» **DESCRIPTION OF THE TASK**
Determine how many lines in the listing contain the string "this"; respond with the number alone.

» **PROVIDED DATA**
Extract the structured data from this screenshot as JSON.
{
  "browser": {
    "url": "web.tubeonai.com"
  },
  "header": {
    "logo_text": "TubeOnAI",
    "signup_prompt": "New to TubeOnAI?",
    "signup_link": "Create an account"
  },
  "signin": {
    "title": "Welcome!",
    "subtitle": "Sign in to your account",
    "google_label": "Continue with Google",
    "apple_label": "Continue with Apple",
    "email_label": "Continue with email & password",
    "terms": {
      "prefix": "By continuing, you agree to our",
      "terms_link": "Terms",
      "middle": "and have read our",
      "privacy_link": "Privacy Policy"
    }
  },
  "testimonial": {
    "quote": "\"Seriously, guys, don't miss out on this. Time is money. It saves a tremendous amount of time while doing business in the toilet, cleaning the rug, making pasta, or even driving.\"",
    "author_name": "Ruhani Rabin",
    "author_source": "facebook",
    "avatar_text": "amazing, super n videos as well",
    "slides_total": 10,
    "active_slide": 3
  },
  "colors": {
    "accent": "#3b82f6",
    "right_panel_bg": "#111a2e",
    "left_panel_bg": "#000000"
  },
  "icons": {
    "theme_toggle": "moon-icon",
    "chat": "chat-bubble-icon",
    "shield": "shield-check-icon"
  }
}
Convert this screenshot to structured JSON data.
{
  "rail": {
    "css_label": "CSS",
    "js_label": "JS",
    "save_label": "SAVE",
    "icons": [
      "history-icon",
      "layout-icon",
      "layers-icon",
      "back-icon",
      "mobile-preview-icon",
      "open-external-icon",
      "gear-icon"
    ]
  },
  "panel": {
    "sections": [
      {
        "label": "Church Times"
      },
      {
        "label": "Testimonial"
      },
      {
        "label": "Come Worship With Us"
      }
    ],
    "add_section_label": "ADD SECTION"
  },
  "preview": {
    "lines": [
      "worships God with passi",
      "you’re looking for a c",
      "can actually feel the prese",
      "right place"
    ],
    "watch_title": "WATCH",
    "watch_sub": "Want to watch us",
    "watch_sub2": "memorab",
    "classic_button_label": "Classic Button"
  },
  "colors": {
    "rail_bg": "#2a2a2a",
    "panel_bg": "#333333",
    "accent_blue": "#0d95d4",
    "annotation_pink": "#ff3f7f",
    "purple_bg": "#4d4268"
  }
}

» **FINAL ANSWER**
3